Emotional and mental health is something that the scientific community has been studying for decades. However, it is only recently that it has become mainstream. Mindfulness, meditation, and emotional intelligence are now part of our everyday language. For other professionals like myself and me, it’s easy to see why. It is easy to experience burnout, depression, or poor self-esteem in our stressed, highly charged, and often intense lives.
Achieving a definite sense of emotional well-being includes the experience of a sense of contentment, peace, and confidence. Having positive self-esteem, social competence, emotional awareness, and sensitivity. To be able to spot another persons’ spirit of the same lead to better work, relationship, and personal outcomes according to research studies.

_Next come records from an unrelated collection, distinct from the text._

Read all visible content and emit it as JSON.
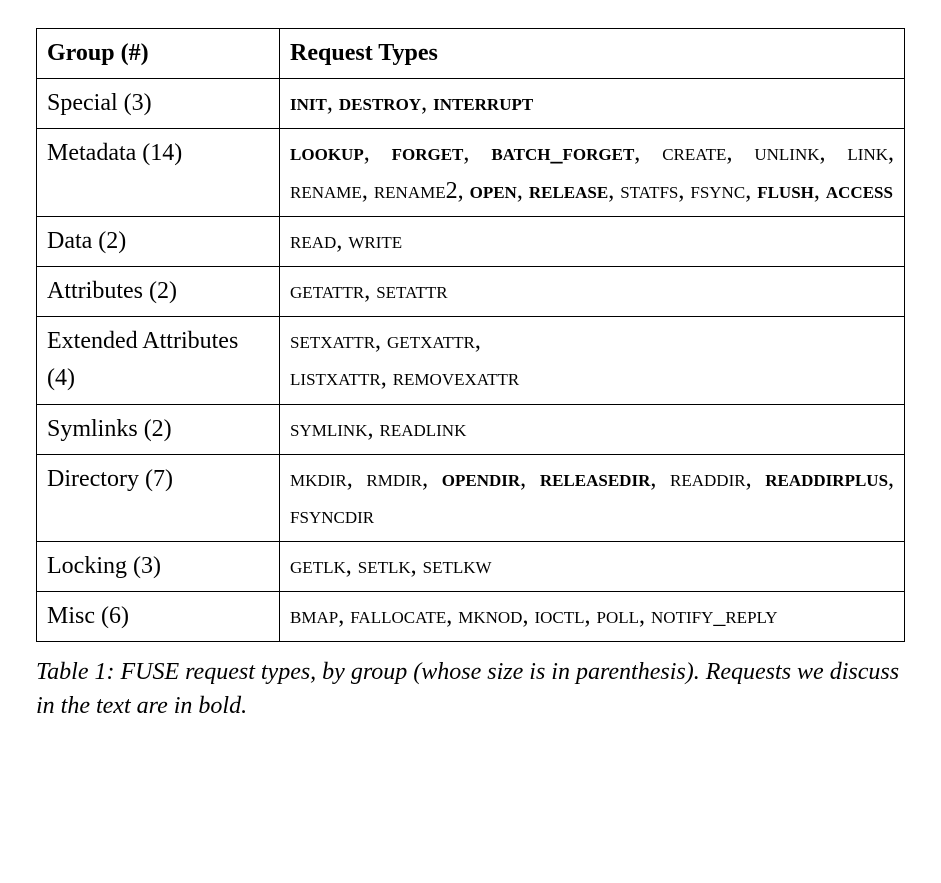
{
  "headers": {
    "group": "Group (#)",
    "types": "Request Types"
  },
  "rows": [
    {
      "group": "Special (3)",
      "types": [
        {
          "text": "init",
          "bold": true
        },
        {
          "text": ", "
        },
        {
          "text": "destroy",
          "bold": true
        },
        {
          "text": ", "
        },
        {
          "text": "interrupt",
          "bold": true
        }
      ],
      "justify": false
    },
    {
      "group": "Metadata (14)",
      "types": [
        {
          "text": "lookup",
          "bold": true
        },
        {
          "text": ", "
        },
        {
          "text": "forget",
          "bold": true
        },
        {
          "text": ", "
        },
        {
          "text": "batch_forget",
          "bold": true
        },
        {
          "text": ", "
        },
        {
          "text": "create"
        },
        {
          "text": ", "
        },
        {
          "text": "unlink"
        },
        {
          "text": ", "
        },
        {
          "text": "link"
        },
        {
          "text": ", "
        },
        {
          "text": "rename"
        },
        {
          "text": ", "
        },
        {
          "text": "rename"
        },
        {
          "text": "2",
          "digit": true
        },
        {
          "text": ", "
        },
        {
          "text": "open",
          "bold": true
        },
        {
          "text": ", "
        },
        {
          "text": "release",
          "bold": true
        },
        {
          "text": ", "
        },
        {
          "text": "statfs"
        },
        {
          "text": ", "
        },
        {
          "text": "fsync"
        },
        {
          "text": ", "
        },
        {
          "text": "flush",
          "bold": true
        },
        {
          "text": ", "
        },
        {
          "text": "access",
          "bold": true
        }
      ],
      "justify": true
    },
    {
      "group": "Data (2)",
      "types": [
        {
          "text": "read"
        },
        {
          "text": ", "
        },
        {
          "text": "write"
        }
      ],
      "justify": false
    },
    {
      "group": "Attributes (2)",
      "types": [
        {
          "text": "getattr"
        },
        {
          "text": ", "
        },
        {
          "text": "setattr"
        }
      ],
      "justify": false
    },
    {
      "group": "Extended Attributes (4)",
      "types": [
        {
          "text": "setxattr"
        },
        {
          "text": ", "
        },
        {
          "text": "getxattr"
        },
        {
          "text": ", "
        },
        {
          "text": "\n",
          "br": true
        },
        {
          "text": "listxattr"
        },
        {
          "text": ", "
        },
        {
          "text": "removexattr"
        }
      ],
      "justify": false
    },
    {
      "group": "Symlinks (2)",
      "types": [
        {
          "text": "symlink"
        },
        {
          "text": ", "
        },
        {
          "text": "readlink"
        }
      ],
      "justify": false
    },
    {
      "group": "Directory (7)",
      "types": [
        {
          "text": "mkdir"
        },
        {
          "text": ", "
        },
        {
          "text": "rmdir"
        },
        {
          "text": ", "
        },
        {
          "text": "opendir",
          "bold": true
        },
        {
          "text": ", "
        },
        {
          "text": "releasedir",
          "bold": true
        },
        {
          "text": ", "
        },
        {
          "text": "readdir"
        },
        {
          "text": ", "
        },
        {
          "text": "readdirplus",
          "bold": true
        },
        {
          "text": ", "
        },
        {
          "text": "fsyncdir"
        }
      ],
      "justify": true
    },
    {
      "group": "Locking (3)",
      "types": [
        {
          "text": "getlk"
        },
        {
          "text": ", "
        },
        {
          "text": "setlk"
        },
        {
          "text": ", "
        },
        {
          "text": "setlkw"
        }
      ],
      "justify": false
    },
    {
      "group": "Misc (6)",
      "types": [
        {
          "text": "bmap"
        },
        {
          "text": ", "
        },
        {
          "text": "fallocate"
        },
        {
          "text": ", "
        },
        {
          "text": "mknod"
        },
        {
          "text": ", "
        },
        {
          "text": "ioctl"
        },
        {
          "text": ", "
        },
        {
          "text": "poll"
        },
        {
          "text": ", "
        },
        {
          "text": "notify_reply"
        }
      ],
      "justify": true
    }
  ],
  "caption": "Table 1: FUSE request types, by group (whose size is in parenthesis). Requests we discuss in the text are in bold."
}
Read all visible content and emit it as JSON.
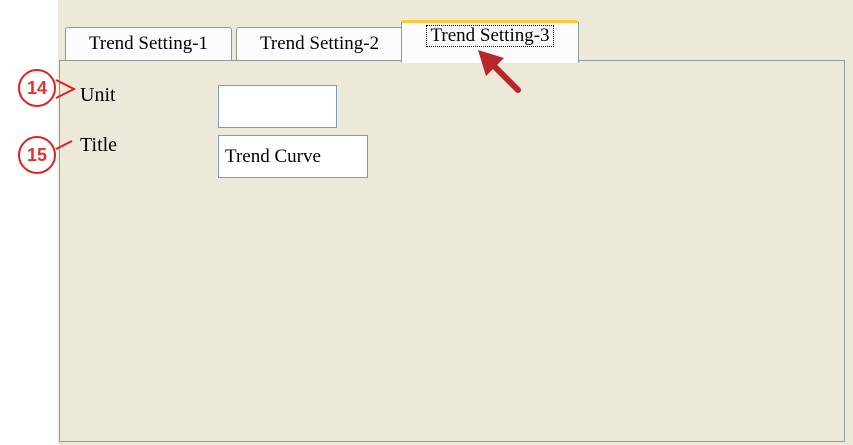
{
  "tabs": [
    {
      "label": "Trend Setting-1",
      "active": false
    },
    {
      "label": "Trend Setting-2",
      "active": false
    },
    {
      "label": "Trend Setting-3",
      "active": true
    }
  ],
  "fields": {
    "unit": {
      "label": "Unit",
      "value": ""
    },
    "title": {
      "label": "Title",
      "value": "Trend Curve"
    }
  },
  "callouts": {
    "unit": "14",
    "title": "15"
  },
  "colors": {
    "callout": "#e02020",
    "arrow": "#b8252a",
    "active_tab_highlight": "#ffc83c",
    "dialog_background": "#ece9d8"
  },
  "icons": {
    "pointer": "arrow-pointer-icon"
  }
}
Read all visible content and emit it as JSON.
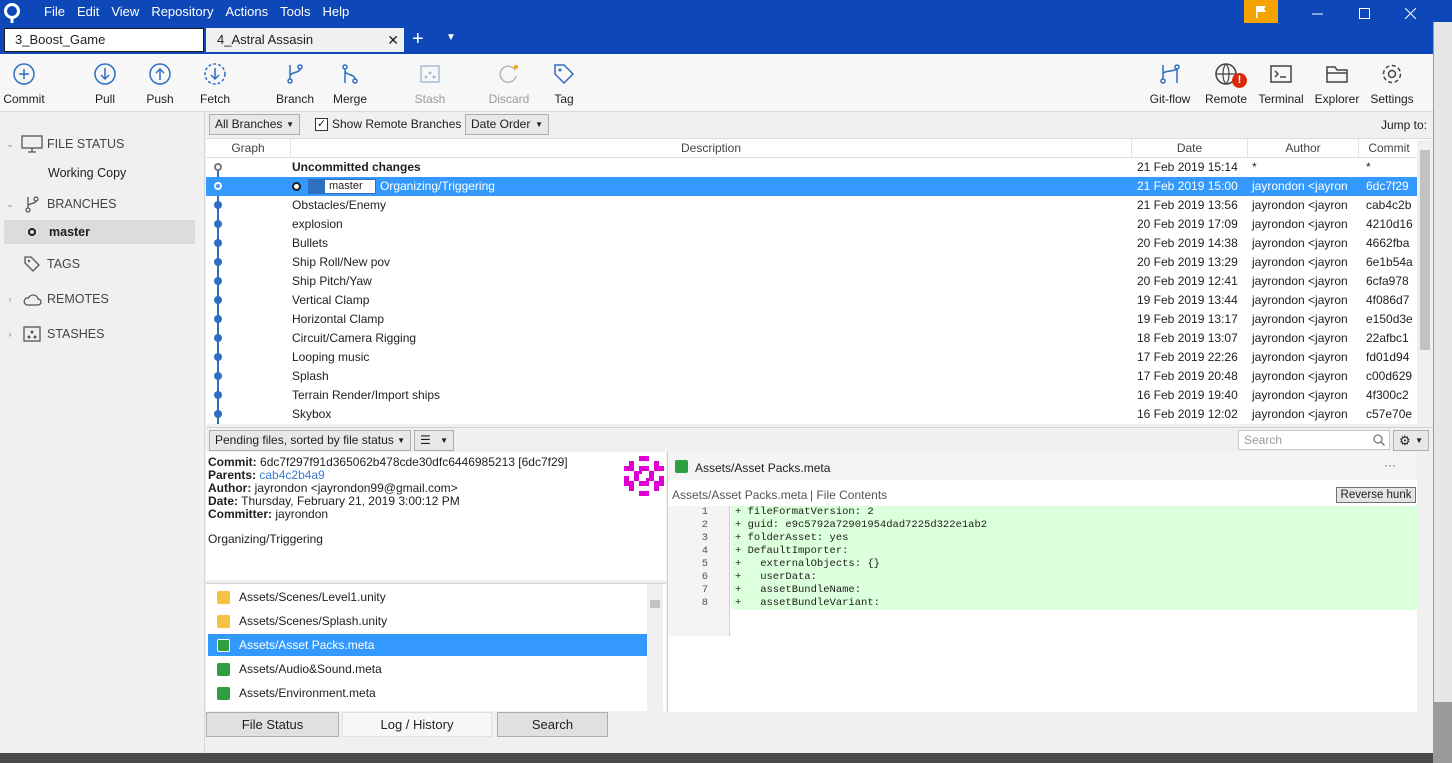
{
  "menu": [
    "File",
    "Edit",
    "View",
    "Repository",
    "Actions",
    "Tools",
    "Help"
  ],
  "tabs": [
    {
      "label": "3_Boost_Game",
      "active": false
    },
    {
      "label": "4_Astral Assasin",
      "active": true
    }
  ],
  "toolbar": {
    "commit": "Commit",
    "pull": "Pull",
    "push": "Push",
    "fetch": "Fetch",
    "branch": "Branch",
    "merge": "Merge",
    "stash": "Stash",
    "discard": "Discard",
    "tag": "Tag",
    "gitflow": "Git-flow",
    "remote": "Remote",
    "remote_badge": "!",
    "terminal": "Terminal",
    "explorer": "Explorer",
    "settings": "Settings"
  },
  "sidebar": {
    "file_status": "FILE STATUS",
    "working_copy": "Working Copy",
    "branches": "BRANCHES",
    "current_branch": "master",
    "tags": "TAGS",
    "remotes": "REMOTES",
    "stashes": "STASHES"
  },
  "filter": {
    "branches": "All Branches",
    "show_remote": "Show Remote Branches",
    "order": "Date Order",
    "jump": "Jump to:"
  },
  "columns": {
    "graph": "Graph",
    "description": "Description",
    "date": "Date",
    "author": "Author",
    "commit": "Commit"
  },
  "commits": [
    {
      "desc": "Uncommitted changes",
      "date": "21 Feb 2019 15:14",
      "author": "*",
      "hash": "*"
    },
    {
      "desc": "Organizing/Triggering",
      "date": "21 Feb 2019 15:00",
      "author": "jayrondon <jayron",
      "hash": "6dc7f29",
      "branch": "master"
    },
    {
      "desc": "Obstacles/Enemy",
      "date": "21 Feb 2019 13:56",
      "author": "jayrondon <jayron",
      "hash": "cab4c2b"
    },
    {
      "desc": "explosion",
      "date": "20 Feb 2019 17:09",
      "author": "jayrondon <jayron",
      "hash": "4210d16"
    },
    {
      "desc": "Bullets",
      "date": "20 Feb 2019 14:38",
      "author": "jayrondon <jayron",
      "hash": "4662fba"
    },
    {
      "desc": "Ship Roll/New pov",
      "date": "20 Feb 2019 13:29",
      "author": "jayrondon <jayron",
      "hash": "6e1b54a"
    },
    {
      "desc": "Ship Pitch/Yaw",
      "date": "20 Feb 2019 12:41",
      "author": "jayrondon <jayron",
      "hash": "6cfa978"
    },
    {
      "desc": "Vertical Clamp",
      "date": "19 Feb 2019 13:44",
      "author": "jayrondon <jayron",
      "hash": "4f086d7"
    },
    {
      "desc": "Horizontal Clamp",
      "date": "19 Feb 2019 13:17",
      "author": "jayrondon <jayron",
      "hash": "e150d3e"
    },
    {
      "desc": "Circuit/Camera Rigging",
      "date": "18 Feb 2019 13:07",
      "author": "jayrondon <jayron",
      "hash": "22afbc1"
    },
    {
      "desc": "Looping music",
      "date": "17 Feb 2019 22:26",
      "author": "jayrondon <jayron",
      "hash": "fd01d94"
    },
    {
      "desc": "Splash",
      "date": "17 Feb 2019 20:48",
      "author": "jayrondon <jayron",
      "hash": "c00d629"
    },
    {
      "desc": "Terrain Render/Import ships",
      "date": "16 Feb 2019 19:40",
      "author": "jayrondon <jayron",
      "hash": "4f300c2"
    },
    {
      "desc": "Skybox",
      "date": "16 Feb 2019 12:02",
      "author": "jayrondon <jayron",
      "hash": "c57e70e"
    }
  ],
  "pending": {
    "label": "Pending files, sorted by file status",
    "search_placeholder": "Search"
  },
  "detail": {
    "commit_label": "Commit:",
    "commit_value": "6dc7f297f91d365062b478cde30dfc6446985213 [6dc7f29]",
    "parents_label": "Parents:",
    "parents_value": "cab4c2b4a9",
    "author_label": "Author:",
    "author_value": "jayrondon <jayrondon99@gmail.com>",
    "date_label": "Date:",
    "date_value": "Thursday, February 21, 2019 3:00:12 PM",
    "committer_label": "Committer:",
    "committer_value": "jayrondon",
    "message": "Organizing/Triggering"
  },
  "files": [
    {
      "name": "Assets/Scenes/Level1.unity",
      "status": "modified"
    },
    {
      "name": "Assets/Scenes/Splash.unity",
      "status": "modified"
    },
    {
      "name": "Assets/Asset Packs.meta",
      "status": "added",
      "selected": true
    },
    {
      "name": "Assets/Audio&Sound.meta",
      "status": "added"
    },
    {
      "name": "Assets/Environment.meta",
      "status": "added"
    }
  ],
  "diff": {
    "file": "Assets/Asset Packs.meta",
    "sub_file": "Assets/Asset Packs.meta",
    "sub_sep": "| File Contents",
    "more": "···",
    "reverse": "Reverse hunk",
    "lines": [
      {
        "n": "1",
        "text": "+ fileFormatVersion: 2"
      },
      {
        "n": "2",
        "text": "+ guid: e9c5792a72901954dad7225d322e1ab2"
      },
      {
        "n": "3",
        "text": "+ folderAsset: yes"
      },
      {
        "n": "4",
        "text": "+ DefaultImporter:"
      },
      {
        "n": "5",
        "text": "+   externalObjects: {}"
      },
      {
        "n": "6",
        "text": "+   userData:"
      },
      {
        "n": "7",
        "text": "+   assetBundleName:"
      },
      {
        "n": "8",
        "text": "+   assetBundleVariant:"
      }
    ]
  },
  "view_tabs": {
    "file_status": "File Status",
    "log": "Log / History",
    "search": "Search"
  }
}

Emotional well-being leads to a better quality of life than economic success. With a very profound study recently done that found that money really can’t buy happiness.
Emotional health connects to mental health –
this being when we have feelings in tune with your emotions leads to a greater sense of optimism, control, and confidence. Have you met people who understand not only how they are feeling, but also why they are feeling that way? What the trigger was and what positive steps they can take to address that feeling? You will notice that these people are calmer, more grounded, and less likely to lose their temper.
It is with this well-balanced outlook that we achieve the best results. With great mindset & attention to what is truly important to us as a human who is air, sleep, food, the love, we can thrive on being the best version of ourselves.
To work with myself on how best to make and achieve this in your own life, then please book a call with me today, and we can get you started on the road to self-awareness, fill fullness & gratitude for the ability to appreciate the basics in life to their fullest.